Last Wednesday Uncle Sam gave us a Christmas present that we find rather hard to take. Lad has been transferred from Camp Santa Anita to Texarkana, and he left this morning to drive there in the Buick. It isn’t an embarkation depot (Thank God) but as far as we know now, he is in a cadre that are being organized and trained for overseas duty. This shouldn’t happen right away, however, ‘cause it’s supposed to take from 6 to 8 months to get the company ready for overseas work. He is going to wire you his new address (the one I have may not be right) and will probably be able to explain a little more in detail just exactly what the setup really is. For the present, until he sees what the post is like and what housing conditions are, I am going to stay here. As soon as he can find a room, a tent or a packing box, I’m going to join him! We should be used to this business of being anywhere we can- after all, we’d only been in the apartment 12 days, so we shouldn’t be too much in a rut, and too used to domestic life. Somehow, we haven’t quite been able to see the funny side of the situation as yet, altho’ we should be able to very soon. Everything has been so perfect and so wonderful so far, that we are sure everything will be all right in the very near future.

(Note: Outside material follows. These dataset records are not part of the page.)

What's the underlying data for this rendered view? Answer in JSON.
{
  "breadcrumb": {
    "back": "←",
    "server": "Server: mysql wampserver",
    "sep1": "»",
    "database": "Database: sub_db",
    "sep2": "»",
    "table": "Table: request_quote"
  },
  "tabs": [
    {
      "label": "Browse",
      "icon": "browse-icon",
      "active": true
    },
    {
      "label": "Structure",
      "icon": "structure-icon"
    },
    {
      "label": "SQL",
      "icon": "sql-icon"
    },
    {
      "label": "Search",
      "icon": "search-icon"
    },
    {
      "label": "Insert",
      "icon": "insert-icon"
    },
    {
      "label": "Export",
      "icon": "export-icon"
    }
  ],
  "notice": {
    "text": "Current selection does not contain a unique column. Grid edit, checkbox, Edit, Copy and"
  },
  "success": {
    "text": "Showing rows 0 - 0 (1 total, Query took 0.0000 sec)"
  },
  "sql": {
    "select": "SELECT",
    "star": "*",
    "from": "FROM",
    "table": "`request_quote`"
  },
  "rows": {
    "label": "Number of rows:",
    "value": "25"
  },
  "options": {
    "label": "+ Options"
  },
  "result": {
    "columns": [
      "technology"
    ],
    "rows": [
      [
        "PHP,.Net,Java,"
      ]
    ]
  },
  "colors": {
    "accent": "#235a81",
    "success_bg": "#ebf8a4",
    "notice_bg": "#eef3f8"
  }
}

In the meantime, we try not to think about the time we are separated, and are looking forward to the day when I can meet him in Texarkana.

Somehow, we hated to take time out to finish our Christmas cards (we are making them this year), but I’ll get them out to everyone even if they don’t arrive until the 4th of July! Our Christmas box to you also, was delayed a little, so we’re not too sure it will arrive in time for Christmas. However, we know you’ll understand, and we want you to know that the lateness of arrival in no way dims our Christmas wishes for you.

I find that I’m not as good a soldier’s wife as I thought I was so I’m trying to get a reservation home. I’ll know tomorrow morning whether it’s possible or not, but I rather think I will get there.

Lad and I had a wonderful Christmas celebration last night. We had our tree and gifts then, and although it wasn’t quite the way we had planned, at least we celebrated our first Christmas together, in spite of the fact that it was a little earlier than is customary.

I seem to have rambled on quite a bit. I hope you won’t feel that I am too blue or depressed. You do know of course, how disappointed we both are, but we have known all along that it might happen this way and that we would just have to take it and no questions asked. It’s particularly hard for Lad, though. They did the same thing to him last year and moved him just at Christmas time. I guess, however, that Uncle Sam can’t afford to be sentimental, and as his nieces and nephews, we all have to take things as they come and be cheerful about it. It can’t last forever!

I sincerely promise that my next letter to you will be much more cheerful. With love to all of you–


P.S. We both enjoyed your Christmas box, Dad. You do things just the way I like – (specifically- the little Christmas tree, candy and raisins enclosed with the gifts), Lad took them with him to eat along the way. (The food, I mean – the gifts will be used in appropriate places)


We also got a chance to play your Christmas record, Dad. Enjoyed it very much —

Tomorrow and Sunday, more Special Pictures.

Next week I’ll be posting letters written in December of 1945. Some of the boys are home now but Grandpa waits anxiously for news of those far from home.

Judy Guion